> YOUR INSTRUCTIONS: Among the entries below, copy every line that carries the word "screenshot".

[Opening DATASET EXCERPTS section]

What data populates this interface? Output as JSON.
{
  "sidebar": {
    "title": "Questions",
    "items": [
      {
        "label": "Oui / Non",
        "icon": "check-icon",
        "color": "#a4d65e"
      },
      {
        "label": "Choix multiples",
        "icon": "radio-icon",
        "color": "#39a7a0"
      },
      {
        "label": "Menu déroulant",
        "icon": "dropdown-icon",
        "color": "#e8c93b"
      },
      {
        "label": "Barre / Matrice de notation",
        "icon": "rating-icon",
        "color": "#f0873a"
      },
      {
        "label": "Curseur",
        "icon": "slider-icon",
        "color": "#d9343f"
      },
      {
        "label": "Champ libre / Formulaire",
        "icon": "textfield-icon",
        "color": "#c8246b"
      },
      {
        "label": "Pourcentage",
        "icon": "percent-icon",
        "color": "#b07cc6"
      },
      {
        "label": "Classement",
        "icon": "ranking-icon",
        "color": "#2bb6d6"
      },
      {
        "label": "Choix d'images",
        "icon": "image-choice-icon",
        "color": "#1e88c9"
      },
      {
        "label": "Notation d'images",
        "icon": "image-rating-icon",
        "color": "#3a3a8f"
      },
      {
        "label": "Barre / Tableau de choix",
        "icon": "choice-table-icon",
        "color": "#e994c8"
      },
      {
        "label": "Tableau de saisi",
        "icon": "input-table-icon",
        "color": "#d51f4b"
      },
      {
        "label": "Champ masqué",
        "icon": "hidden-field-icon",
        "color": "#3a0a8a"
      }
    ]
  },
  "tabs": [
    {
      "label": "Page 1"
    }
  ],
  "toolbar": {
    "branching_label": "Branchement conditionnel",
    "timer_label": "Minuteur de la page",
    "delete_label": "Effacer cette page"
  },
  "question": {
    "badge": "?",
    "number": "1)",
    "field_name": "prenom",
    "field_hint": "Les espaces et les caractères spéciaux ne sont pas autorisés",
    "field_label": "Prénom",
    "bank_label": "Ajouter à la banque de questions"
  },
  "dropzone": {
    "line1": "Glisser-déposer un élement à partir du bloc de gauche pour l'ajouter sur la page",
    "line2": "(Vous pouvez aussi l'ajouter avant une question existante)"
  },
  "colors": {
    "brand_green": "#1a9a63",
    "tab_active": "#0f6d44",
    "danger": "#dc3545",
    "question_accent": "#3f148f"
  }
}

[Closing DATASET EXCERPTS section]
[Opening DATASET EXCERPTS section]

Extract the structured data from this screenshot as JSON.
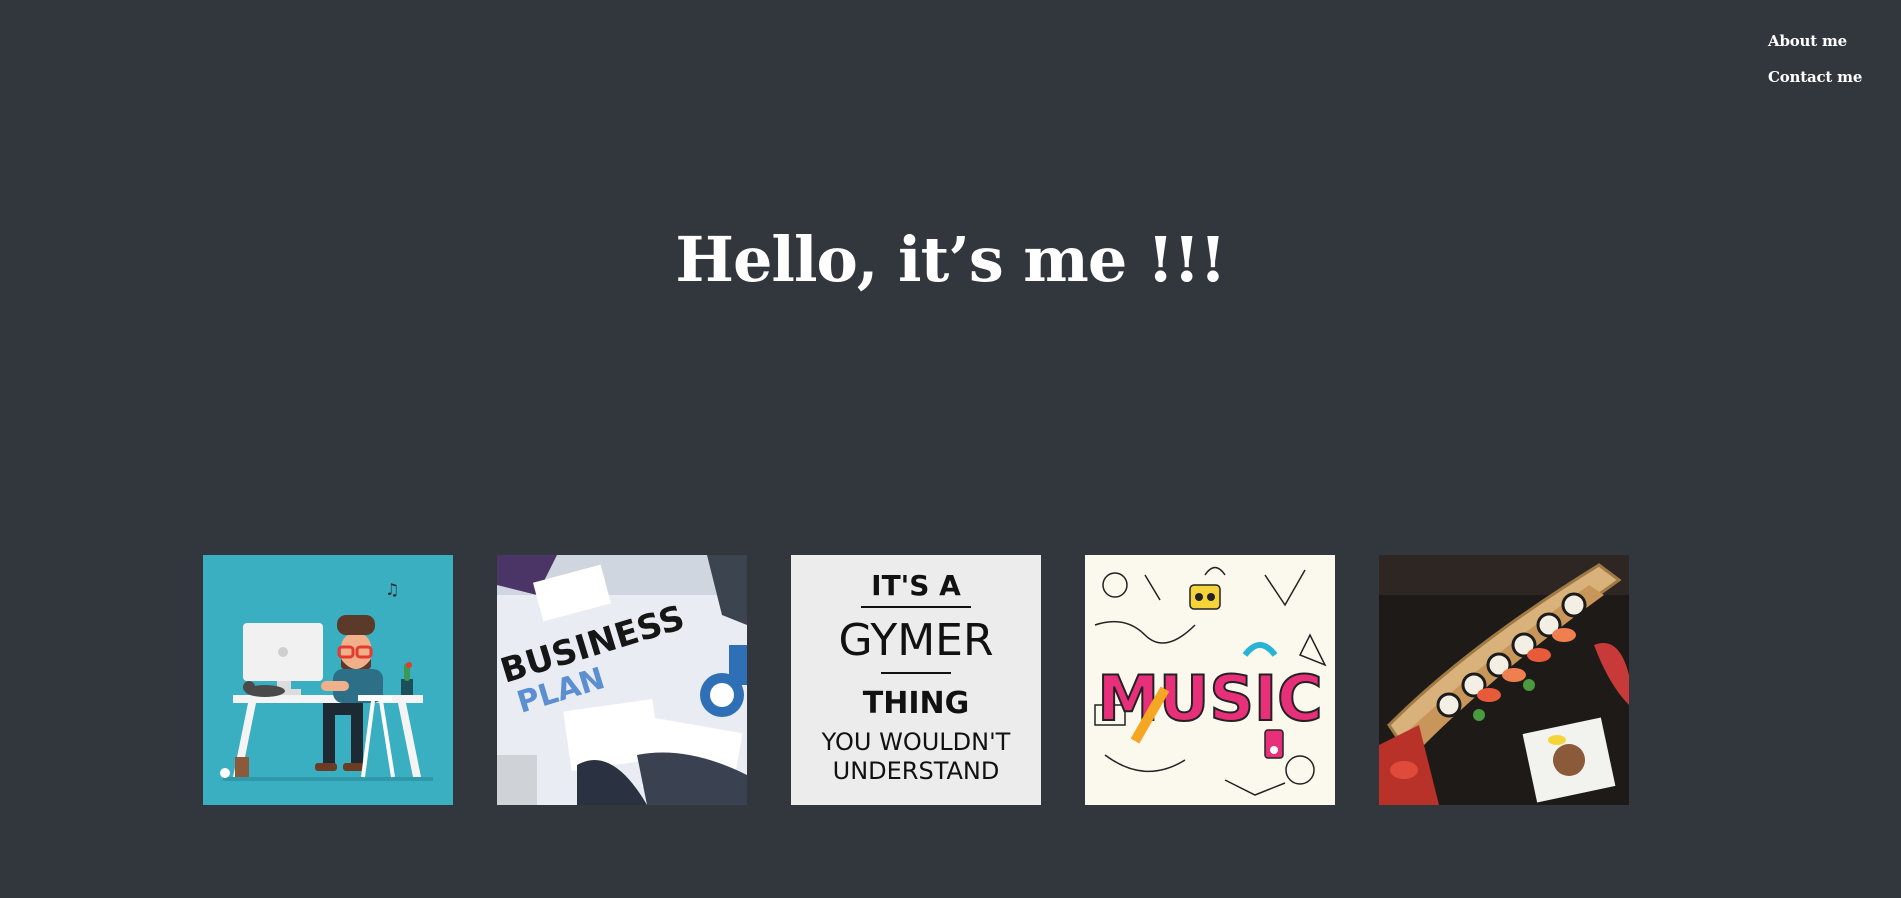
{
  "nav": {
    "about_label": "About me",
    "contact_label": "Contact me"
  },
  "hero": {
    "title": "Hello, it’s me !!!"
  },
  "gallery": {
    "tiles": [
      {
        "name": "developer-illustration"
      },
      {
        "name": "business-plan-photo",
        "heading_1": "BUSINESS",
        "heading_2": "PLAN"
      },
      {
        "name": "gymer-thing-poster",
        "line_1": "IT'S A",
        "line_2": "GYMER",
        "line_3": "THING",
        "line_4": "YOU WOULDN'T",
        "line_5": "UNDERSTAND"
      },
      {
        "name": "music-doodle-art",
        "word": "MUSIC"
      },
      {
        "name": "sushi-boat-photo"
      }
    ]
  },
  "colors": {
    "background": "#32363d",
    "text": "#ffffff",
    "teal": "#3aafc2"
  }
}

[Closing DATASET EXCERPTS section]
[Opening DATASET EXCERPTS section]

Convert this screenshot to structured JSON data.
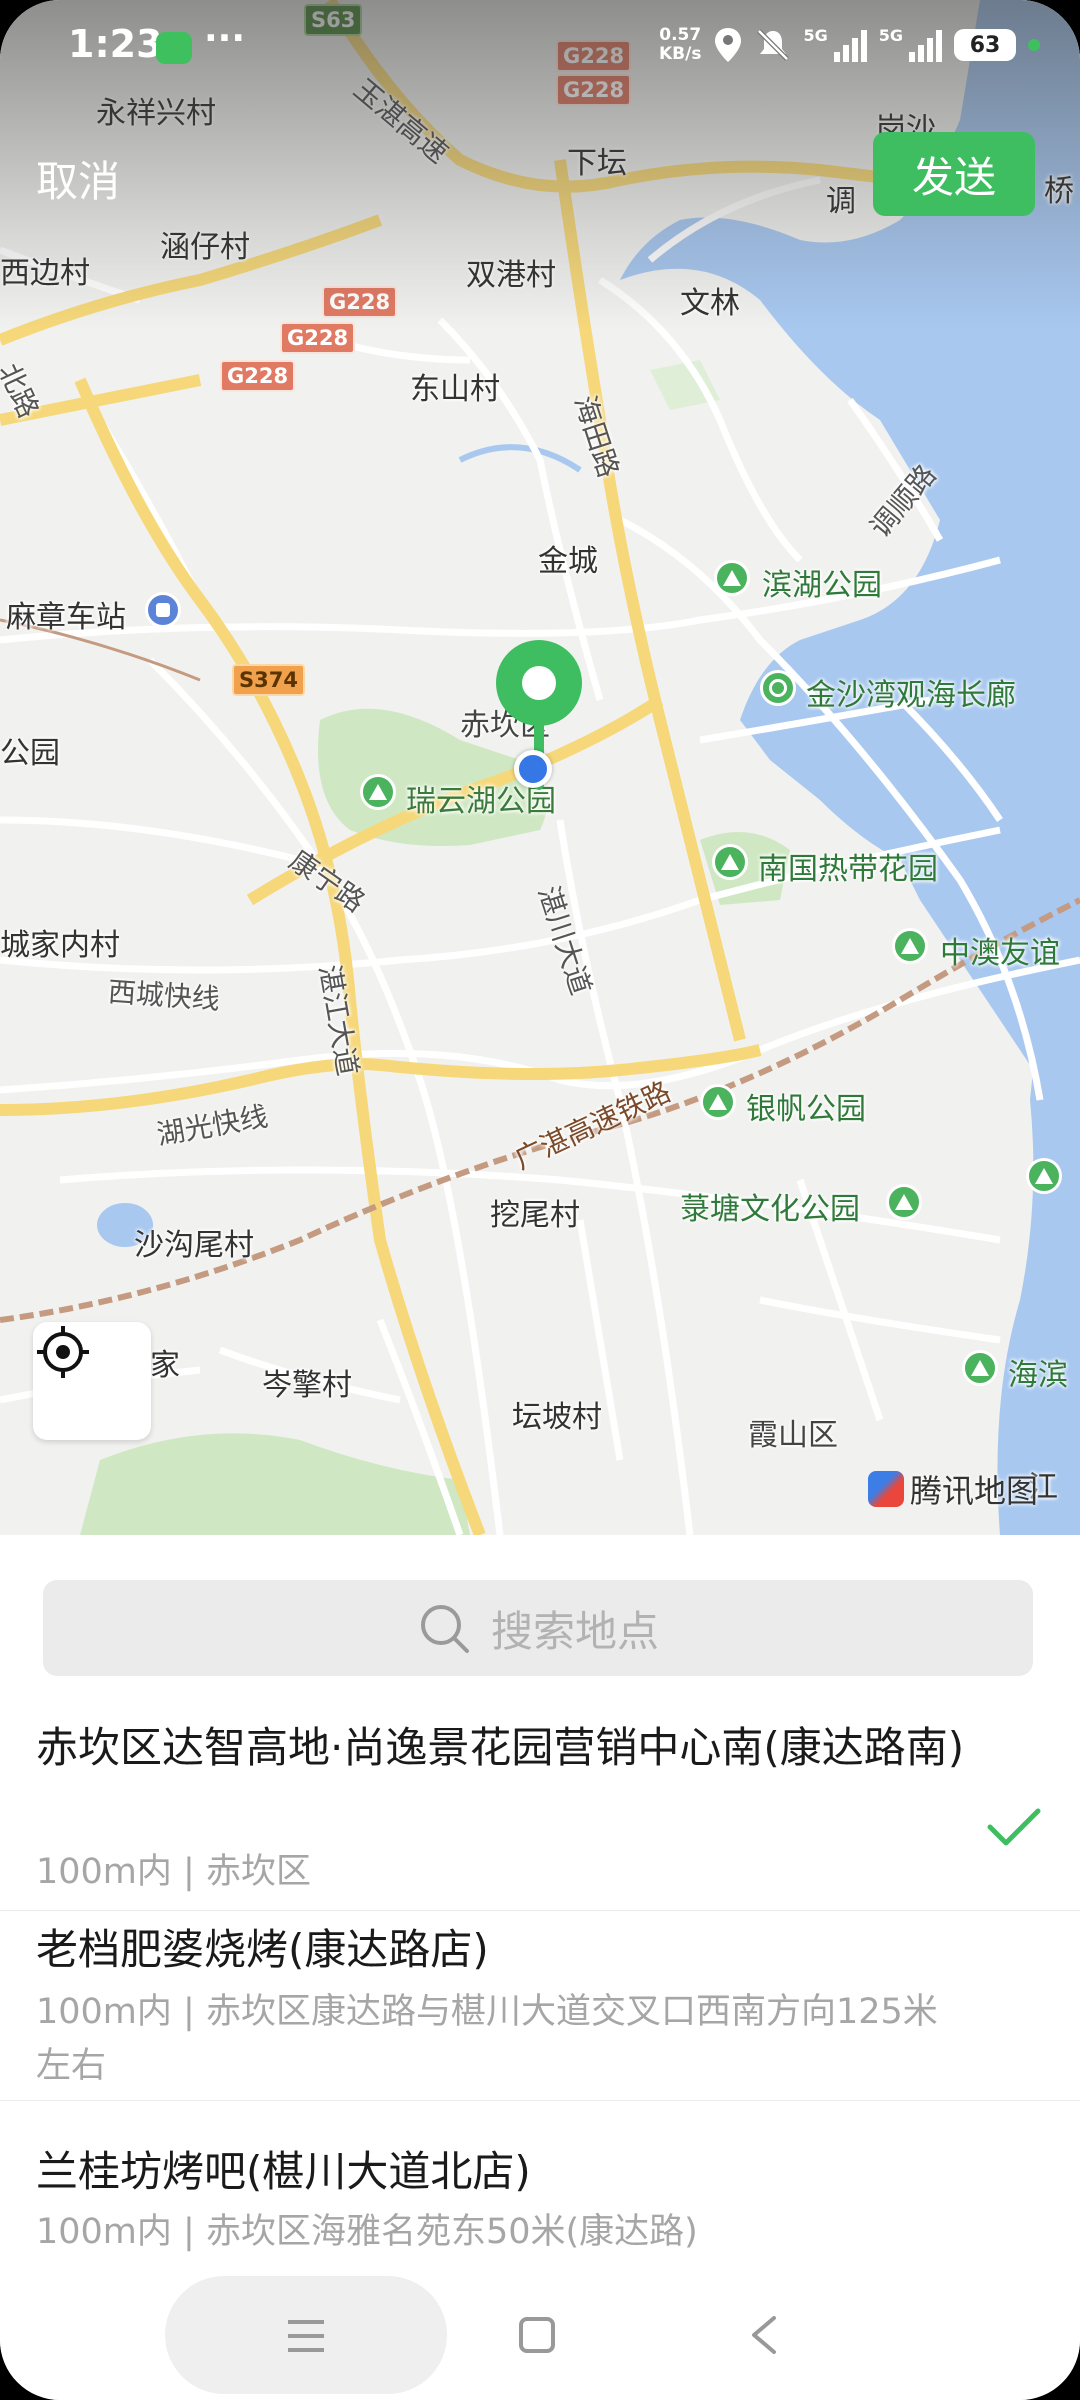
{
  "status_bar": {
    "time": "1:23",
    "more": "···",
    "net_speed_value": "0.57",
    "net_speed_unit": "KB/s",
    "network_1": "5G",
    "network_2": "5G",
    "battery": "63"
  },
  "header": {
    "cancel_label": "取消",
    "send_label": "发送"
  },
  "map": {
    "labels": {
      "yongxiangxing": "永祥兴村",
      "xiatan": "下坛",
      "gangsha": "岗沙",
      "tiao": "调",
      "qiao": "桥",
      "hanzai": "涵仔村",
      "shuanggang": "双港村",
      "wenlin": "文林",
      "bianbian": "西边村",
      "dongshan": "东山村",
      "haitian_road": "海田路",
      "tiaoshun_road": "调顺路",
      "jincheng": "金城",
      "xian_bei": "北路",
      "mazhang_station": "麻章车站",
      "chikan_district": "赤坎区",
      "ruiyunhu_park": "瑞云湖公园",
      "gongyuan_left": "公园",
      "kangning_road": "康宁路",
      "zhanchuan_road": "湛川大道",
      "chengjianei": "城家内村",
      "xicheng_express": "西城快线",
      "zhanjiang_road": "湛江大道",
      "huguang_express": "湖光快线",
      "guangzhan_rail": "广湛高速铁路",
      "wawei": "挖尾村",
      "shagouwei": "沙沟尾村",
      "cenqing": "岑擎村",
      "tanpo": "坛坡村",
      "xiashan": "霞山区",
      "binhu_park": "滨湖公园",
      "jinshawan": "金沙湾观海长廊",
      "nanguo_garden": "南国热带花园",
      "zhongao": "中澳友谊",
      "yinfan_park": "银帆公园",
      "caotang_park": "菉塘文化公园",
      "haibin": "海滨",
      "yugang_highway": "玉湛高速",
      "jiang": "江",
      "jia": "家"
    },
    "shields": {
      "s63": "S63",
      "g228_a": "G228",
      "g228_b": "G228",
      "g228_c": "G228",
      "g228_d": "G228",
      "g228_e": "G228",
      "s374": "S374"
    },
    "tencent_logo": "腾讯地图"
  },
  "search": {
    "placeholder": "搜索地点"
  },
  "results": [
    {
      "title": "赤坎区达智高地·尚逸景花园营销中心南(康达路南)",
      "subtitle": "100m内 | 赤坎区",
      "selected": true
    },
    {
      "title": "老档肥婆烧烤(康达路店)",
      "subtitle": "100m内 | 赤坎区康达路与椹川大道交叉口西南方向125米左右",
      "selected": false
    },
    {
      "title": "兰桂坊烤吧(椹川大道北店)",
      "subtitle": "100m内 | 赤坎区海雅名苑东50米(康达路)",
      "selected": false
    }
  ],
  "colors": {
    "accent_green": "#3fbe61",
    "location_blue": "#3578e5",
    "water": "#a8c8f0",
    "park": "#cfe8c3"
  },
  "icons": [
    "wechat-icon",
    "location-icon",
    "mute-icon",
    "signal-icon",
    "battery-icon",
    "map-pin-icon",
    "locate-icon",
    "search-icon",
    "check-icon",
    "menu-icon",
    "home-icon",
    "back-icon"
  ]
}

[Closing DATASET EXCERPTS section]

> ANSWER FOR THIS EXERCISE:
Extract the structured data from this screenshot as JSON.
Convert this screenshot to structured JSON data.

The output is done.